This is not to say that board members should cavalierly comment on the superintendent’s performance without first thinking through the potential benefits and harms of doing so. But regardless of whether that kind of speech is wise or unwise, the government can’t legally ban it. Our school district—which is responsible for teaching our kids how to become “responsible, independent, lifelong learners capable of making informed decisions in a democratic society”—should know better.

8 comments:

Jacki Marquardt said...

Chris, I was surprised last week to read the language referenced above in the board's code of conduct. Doing a quick Google search, however, I found the exact same wording in other school board's codes of conduct across the country. I find it curious that the seeming illegality of the policy has not been raised before elsewhere.

Anonymous said...

Chris, how has the Board President defended this? I am surprised to hear that this language is found in other boards' codes of conduct. Could this be amended? Is there really a case for the public to be forewarned that should they be openly critical of the Superintendent or administrators, there could be legal action taken against them? I don't understand how a threat of retaliation is not, in fact, retaliation - which the DE only cited the district for. It just doesn't make sense.

Anonymous said...

Google the problem some more. The illegality has come up. The wording probably came from a trade association. It's not in the kids' interest not to be able to discuss what works and what doesn't about the superintendent.

Amy said...

This is unbelievable. What is the procedure for changing the Code?

Anonymous said...

Board policies are voted on by the board. This board recently reapproved all board policies ...7-0?

Jacki Marquardt said...

Agreed!

Anonymous said...

The school board is *already* a one-sided advertisement for the administrative point of view. The level of community distrust in the superintendent and the school board is getting worse, and threatens the upcoming bond passage.

Apparently, the only way this superintendent will be subject to any measure of accountability is if the voters take matters into their own hands. I'm someone who always has voted to support schools, but this time I am unlikely to do so. The enormous and unjustifiable salary increases for this superintendent have been the final straw for me.

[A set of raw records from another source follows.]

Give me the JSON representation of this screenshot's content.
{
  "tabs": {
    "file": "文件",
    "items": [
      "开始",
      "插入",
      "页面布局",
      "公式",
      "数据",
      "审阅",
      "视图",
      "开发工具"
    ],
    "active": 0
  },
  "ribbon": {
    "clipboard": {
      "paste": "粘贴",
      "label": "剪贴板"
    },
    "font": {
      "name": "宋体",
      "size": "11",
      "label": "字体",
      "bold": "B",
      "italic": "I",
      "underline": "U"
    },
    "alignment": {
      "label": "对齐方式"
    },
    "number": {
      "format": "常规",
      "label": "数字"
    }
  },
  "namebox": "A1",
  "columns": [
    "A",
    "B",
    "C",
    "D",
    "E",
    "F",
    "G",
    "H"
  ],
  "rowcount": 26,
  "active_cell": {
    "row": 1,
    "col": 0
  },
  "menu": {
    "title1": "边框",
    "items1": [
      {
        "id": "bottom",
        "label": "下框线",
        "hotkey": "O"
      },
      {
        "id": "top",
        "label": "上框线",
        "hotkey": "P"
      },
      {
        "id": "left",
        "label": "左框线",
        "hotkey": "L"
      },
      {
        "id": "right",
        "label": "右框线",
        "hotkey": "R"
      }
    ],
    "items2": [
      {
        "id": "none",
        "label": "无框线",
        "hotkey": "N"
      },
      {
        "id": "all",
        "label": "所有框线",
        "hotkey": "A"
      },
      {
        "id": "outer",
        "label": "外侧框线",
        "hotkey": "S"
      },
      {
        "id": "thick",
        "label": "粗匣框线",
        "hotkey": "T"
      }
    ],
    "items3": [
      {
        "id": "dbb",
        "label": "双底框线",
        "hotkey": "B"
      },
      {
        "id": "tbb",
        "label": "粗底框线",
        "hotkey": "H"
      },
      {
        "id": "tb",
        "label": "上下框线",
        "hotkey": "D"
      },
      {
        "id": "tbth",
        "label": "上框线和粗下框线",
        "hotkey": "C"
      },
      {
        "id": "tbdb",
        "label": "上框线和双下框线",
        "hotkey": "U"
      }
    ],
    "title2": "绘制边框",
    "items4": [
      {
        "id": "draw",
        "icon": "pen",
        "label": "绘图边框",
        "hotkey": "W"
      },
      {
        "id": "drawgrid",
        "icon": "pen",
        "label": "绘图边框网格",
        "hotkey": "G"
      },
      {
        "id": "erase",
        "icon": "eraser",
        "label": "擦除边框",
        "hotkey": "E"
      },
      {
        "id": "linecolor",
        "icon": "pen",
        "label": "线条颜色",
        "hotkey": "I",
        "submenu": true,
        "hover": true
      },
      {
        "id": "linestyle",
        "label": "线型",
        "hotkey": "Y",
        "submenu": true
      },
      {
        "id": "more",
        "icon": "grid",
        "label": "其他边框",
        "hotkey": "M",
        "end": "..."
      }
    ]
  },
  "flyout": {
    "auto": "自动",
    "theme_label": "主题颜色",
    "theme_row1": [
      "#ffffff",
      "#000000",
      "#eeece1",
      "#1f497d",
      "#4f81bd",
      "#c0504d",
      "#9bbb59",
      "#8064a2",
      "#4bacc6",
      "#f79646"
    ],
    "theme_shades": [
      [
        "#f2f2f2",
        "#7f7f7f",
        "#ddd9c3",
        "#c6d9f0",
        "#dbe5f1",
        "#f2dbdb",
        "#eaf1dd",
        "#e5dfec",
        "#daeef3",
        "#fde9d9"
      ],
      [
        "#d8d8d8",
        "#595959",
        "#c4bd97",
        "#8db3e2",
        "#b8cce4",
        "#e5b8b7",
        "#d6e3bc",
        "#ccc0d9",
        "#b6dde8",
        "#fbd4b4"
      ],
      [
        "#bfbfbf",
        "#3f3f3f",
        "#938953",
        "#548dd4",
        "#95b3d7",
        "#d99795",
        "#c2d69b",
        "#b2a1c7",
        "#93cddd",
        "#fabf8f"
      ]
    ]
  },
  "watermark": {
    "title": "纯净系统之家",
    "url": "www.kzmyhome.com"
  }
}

Sadly, the pain of a bond rejection will be felt most by district kids, but the current majority group in the school board bears that responsibility. They've left the community with no choice. Reasonable people have to step up and tell the board majority to come to their senses.

Anonymous said...

Following up on what 3:12 wrote, I don't think it is right that the district is banning negative thoughts about the superintendent on ThoughtExchange.

ThoughtExchange also lets users rate the district. Are the users names shared with administration?